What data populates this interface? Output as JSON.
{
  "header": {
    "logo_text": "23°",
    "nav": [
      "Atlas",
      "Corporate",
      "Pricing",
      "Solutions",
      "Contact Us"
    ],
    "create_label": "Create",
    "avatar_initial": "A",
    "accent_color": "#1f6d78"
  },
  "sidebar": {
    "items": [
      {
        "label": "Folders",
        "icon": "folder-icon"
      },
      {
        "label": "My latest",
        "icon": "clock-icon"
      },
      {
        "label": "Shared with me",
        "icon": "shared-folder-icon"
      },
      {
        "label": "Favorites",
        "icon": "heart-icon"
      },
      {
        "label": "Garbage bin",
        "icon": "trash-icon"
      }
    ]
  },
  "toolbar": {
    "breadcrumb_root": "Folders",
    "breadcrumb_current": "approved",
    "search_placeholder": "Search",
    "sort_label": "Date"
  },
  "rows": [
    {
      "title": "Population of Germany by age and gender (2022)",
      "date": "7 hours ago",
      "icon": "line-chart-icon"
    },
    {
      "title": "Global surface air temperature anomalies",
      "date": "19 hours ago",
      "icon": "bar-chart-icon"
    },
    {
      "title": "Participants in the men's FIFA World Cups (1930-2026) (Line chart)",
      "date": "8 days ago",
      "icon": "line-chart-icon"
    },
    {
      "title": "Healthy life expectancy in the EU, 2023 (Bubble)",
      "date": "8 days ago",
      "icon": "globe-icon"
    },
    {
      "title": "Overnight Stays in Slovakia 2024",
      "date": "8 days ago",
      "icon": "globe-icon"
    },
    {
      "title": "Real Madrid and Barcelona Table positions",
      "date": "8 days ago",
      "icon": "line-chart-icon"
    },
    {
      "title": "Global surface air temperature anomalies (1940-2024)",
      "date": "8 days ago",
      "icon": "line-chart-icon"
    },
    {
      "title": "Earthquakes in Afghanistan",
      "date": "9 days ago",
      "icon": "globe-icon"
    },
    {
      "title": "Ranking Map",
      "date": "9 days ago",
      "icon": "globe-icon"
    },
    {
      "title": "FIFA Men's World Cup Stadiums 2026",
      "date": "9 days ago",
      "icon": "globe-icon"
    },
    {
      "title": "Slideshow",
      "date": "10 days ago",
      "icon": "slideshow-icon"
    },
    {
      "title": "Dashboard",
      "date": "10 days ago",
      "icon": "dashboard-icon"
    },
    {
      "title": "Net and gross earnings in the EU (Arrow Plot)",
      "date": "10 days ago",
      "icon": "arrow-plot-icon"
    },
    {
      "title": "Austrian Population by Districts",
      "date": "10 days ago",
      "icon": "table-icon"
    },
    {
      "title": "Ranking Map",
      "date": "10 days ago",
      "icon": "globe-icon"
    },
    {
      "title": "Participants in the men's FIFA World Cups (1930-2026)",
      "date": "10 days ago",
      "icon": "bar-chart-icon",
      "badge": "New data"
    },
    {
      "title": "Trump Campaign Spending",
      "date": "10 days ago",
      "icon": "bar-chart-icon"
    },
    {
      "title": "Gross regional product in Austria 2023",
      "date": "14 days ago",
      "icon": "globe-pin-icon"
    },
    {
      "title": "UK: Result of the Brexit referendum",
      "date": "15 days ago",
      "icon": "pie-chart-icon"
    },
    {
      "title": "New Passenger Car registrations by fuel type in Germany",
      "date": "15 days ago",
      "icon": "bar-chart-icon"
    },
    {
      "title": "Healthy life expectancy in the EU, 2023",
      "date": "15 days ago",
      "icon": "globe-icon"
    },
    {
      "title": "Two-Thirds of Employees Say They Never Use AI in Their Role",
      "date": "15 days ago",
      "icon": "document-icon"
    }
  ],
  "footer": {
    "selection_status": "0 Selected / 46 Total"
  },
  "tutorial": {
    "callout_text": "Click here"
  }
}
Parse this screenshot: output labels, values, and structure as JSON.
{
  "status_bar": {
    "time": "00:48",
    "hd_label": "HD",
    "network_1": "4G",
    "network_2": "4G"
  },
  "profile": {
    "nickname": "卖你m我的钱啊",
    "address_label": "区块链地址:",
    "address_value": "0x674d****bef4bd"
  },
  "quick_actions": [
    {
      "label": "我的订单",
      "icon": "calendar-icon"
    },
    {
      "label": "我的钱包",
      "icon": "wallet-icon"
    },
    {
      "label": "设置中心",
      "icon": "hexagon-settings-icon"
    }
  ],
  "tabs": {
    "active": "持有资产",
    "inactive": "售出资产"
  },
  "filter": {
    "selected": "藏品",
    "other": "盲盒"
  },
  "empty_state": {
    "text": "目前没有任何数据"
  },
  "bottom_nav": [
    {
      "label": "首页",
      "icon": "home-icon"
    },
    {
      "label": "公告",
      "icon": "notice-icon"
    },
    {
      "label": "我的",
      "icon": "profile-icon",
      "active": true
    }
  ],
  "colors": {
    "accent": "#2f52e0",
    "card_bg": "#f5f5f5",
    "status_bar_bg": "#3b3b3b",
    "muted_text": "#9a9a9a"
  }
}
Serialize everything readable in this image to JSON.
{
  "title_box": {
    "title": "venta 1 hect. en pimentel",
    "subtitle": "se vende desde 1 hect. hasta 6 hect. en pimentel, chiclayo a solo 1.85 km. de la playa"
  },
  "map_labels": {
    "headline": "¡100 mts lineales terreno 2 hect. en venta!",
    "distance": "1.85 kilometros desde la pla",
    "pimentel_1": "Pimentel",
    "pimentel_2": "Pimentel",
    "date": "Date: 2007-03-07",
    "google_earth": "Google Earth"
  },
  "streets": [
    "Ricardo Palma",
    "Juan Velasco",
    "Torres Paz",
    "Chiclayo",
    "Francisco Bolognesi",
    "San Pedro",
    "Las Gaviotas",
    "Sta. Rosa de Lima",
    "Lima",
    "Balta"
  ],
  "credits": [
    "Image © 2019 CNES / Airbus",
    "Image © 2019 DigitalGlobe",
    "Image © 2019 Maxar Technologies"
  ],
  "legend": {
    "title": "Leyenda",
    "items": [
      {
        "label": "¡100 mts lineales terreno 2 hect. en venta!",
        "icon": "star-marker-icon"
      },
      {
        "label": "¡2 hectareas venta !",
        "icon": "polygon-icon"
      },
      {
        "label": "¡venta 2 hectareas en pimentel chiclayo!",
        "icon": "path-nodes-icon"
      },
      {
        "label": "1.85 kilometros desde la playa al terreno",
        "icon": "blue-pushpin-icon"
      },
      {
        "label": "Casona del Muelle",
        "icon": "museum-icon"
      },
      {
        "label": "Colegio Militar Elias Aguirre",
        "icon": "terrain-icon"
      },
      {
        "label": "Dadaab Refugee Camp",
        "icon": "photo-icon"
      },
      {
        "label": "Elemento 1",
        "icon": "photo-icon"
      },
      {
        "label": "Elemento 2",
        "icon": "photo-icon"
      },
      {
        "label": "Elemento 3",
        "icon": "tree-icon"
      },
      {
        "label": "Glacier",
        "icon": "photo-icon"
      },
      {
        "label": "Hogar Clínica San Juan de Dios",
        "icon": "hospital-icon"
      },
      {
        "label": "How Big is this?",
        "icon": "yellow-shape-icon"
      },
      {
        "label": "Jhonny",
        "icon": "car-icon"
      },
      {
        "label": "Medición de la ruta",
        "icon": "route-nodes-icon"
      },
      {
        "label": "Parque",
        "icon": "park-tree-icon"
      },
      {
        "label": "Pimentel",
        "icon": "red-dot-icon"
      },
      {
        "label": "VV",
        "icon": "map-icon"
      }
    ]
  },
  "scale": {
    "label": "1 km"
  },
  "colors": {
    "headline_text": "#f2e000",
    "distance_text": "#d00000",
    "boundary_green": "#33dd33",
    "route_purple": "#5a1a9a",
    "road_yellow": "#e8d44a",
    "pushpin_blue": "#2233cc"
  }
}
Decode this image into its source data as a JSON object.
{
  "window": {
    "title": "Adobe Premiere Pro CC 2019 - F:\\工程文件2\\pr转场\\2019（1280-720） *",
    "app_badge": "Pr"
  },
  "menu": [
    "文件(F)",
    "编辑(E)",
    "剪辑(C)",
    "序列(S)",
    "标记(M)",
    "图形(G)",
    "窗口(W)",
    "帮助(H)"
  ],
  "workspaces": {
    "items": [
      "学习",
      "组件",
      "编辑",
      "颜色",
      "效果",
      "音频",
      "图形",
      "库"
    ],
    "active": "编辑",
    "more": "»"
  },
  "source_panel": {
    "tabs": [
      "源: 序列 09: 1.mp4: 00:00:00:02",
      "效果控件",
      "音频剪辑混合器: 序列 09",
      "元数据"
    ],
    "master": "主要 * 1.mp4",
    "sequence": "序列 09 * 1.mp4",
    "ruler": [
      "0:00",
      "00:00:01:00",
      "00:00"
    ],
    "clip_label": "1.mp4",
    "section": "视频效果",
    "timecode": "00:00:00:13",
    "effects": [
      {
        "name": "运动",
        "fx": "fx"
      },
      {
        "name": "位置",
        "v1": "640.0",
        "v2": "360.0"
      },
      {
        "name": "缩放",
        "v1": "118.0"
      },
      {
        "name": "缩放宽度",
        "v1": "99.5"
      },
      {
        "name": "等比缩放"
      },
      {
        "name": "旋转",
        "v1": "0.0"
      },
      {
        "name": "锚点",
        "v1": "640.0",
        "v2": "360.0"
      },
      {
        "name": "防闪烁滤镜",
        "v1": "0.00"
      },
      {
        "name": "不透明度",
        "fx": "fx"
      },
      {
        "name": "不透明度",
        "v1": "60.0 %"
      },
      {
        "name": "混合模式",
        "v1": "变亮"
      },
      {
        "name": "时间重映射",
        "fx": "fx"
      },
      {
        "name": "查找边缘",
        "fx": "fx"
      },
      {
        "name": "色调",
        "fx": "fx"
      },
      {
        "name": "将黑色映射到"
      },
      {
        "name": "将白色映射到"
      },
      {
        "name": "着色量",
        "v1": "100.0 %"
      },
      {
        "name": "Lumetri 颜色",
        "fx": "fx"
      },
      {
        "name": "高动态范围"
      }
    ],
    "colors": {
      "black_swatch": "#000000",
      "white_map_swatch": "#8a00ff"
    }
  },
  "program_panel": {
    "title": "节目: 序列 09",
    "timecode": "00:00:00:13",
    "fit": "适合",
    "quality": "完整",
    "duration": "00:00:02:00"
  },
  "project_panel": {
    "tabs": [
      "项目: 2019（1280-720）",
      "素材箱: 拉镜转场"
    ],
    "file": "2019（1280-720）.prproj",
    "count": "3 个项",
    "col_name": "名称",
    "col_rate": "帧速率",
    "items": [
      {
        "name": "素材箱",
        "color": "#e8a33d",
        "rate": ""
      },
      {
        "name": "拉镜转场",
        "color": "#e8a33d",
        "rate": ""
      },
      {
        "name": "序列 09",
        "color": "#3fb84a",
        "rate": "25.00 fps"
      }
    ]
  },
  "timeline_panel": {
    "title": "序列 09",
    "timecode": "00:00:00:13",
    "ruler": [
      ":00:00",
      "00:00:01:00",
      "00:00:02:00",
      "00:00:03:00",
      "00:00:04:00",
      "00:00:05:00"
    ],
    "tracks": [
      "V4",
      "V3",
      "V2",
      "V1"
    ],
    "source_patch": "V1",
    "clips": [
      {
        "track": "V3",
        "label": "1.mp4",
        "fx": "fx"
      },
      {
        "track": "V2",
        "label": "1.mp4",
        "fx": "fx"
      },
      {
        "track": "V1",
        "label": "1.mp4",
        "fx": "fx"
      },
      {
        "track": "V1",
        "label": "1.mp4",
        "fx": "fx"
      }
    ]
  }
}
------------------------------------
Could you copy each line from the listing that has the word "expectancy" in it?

      "title": "Healthy life expectancy in the EU, 2023 (Bubble)",
      "title": "Healthy life expectancy in the EU, 2023",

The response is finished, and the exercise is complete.